His wife and PKR president Datuk Seri Dr Wan Azizah Wan Ismail told reporters at the Court Complex here that the Opposition had to act “and do something” to stop the NSC Act from being utilised “because it’s important”.
“Anwar as the true leader of the opposition has come and shown the way forward and the way we have to fight back to get our rights for our country.
“So in the same way you see even the council of rulers [sic] actually objected, actually asked for a review of this act before it was gazetted but the government didn't pay heed and went ahead,” said Dr Wan Azizah who is also incumbent Opposition leader.
In the originating summons, Anwar sought to have Article 66 (4) of the Federal Constitution declared unconstitutional, null and void.
Article 66 (4) states that the Yang di-Pertuan Agong must assent to any Bill presented to him within 30 days. Article 66 (4A) goes on to say that should the Agong not assent to a Bill within the stipulated time, "it shall become law at the expiration of the time specified in that Clause in the like manner as if he has assented thereto."

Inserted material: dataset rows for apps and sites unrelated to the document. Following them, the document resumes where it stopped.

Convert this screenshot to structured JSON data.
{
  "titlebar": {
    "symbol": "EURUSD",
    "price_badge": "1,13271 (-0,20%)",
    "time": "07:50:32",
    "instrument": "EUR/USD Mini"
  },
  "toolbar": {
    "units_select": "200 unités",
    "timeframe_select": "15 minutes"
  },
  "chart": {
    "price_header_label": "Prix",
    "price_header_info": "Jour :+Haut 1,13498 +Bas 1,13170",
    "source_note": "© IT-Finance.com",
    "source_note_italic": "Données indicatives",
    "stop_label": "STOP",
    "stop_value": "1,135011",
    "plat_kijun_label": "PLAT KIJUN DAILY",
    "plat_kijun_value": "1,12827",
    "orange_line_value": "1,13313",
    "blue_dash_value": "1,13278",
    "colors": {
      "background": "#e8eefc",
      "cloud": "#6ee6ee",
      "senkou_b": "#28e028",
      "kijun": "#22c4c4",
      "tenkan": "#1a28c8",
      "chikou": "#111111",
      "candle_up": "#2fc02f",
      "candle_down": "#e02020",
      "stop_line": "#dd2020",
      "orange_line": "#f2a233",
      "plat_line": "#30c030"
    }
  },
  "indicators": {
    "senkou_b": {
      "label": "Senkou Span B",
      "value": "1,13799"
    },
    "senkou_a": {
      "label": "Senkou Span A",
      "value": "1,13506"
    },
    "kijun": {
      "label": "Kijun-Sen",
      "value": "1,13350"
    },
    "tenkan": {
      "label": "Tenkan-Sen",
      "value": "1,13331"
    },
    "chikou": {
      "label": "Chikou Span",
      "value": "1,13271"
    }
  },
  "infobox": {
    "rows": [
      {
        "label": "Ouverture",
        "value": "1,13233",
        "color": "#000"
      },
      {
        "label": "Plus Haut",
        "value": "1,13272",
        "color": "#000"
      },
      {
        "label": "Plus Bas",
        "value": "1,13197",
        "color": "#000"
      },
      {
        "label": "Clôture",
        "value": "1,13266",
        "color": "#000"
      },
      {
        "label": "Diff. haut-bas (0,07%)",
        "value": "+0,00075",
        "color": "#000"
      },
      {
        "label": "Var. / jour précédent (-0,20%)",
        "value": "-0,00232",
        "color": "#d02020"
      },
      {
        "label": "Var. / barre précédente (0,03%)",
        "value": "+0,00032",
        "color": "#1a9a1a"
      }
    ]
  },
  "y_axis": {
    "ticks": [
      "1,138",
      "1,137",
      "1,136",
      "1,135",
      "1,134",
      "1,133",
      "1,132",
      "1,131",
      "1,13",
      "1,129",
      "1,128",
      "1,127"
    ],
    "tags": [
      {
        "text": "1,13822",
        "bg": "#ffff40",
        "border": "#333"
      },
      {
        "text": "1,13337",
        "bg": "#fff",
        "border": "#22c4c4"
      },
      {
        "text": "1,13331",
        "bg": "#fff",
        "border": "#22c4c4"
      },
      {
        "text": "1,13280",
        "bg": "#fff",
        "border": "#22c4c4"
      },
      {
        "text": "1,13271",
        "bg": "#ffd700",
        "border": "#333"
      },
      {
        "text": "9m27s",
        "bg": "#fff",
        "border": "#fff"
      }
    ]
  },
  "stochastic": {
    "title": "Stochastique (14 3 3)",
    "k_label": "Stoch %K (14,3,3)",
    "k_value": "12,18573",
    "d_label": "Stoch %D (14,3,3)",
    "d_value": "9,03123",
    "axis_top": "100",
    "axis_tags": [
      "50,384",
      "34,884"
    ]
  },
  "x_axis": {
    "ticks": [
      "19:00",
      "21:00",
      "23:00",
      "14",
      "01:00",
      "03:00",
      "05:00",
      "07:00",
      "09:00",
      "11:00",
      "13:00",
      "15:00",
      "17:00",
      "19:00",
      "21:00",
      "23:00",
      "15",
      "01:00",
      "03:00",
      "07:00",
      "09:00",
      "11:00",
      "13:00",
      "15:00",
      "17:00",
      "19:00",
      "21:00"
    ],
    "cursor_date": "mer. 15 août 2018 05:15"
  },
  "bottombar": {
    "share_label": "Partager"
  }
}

He also sought to restrain the second defendant, namely the NSC, from "taking or purporting to take any step or from acting or purporting to act pursuant to the National Security Council Act 2016."
Several other PKR lawmakers were also present at the Kuala Lumpur Court Complex today including Batu MP Chua Tian Chang, Subang MP R. Sivarasa and Padang Serai MP N. Surendran, all of whom reiterated their opposition to the "draconian" act.
They said it was an inevitability that the law would be used, as there was no reason to enact a piece of legislation if there was no intention to use it.
The NSC Act came into force yesterday after Prime Minister Datuk Seri Najib Razak made the announcement in a June 24 federal gazette that was published on the e-Federal Gazette site on July 14.
The NSC Act did not receive express royal assent and was gazetted without amendments despite the Conference of Rulers saying last February that some of the provisions should be refined.
The NSC Act proposes to allow the National Security Council — which would be chaired by the prime minister — to take command of the country’s security forces and impose strict policing of areas deemed to face security risks.
Malaysia’s three law associations — the Malaysian Bar, the Advocates’ Association of Sarawak and the Sabah Law Association — expressed concern last January about the law concentrating “enormous” executive and emergency powers in the NSC and in the prime minister.
They also pointed out that for the government to hold emergency powers without the need to declare emergency under Article 150 of the Federal Constitution, it would usurp the authority assigned to the Yang di-Pertuan Agong.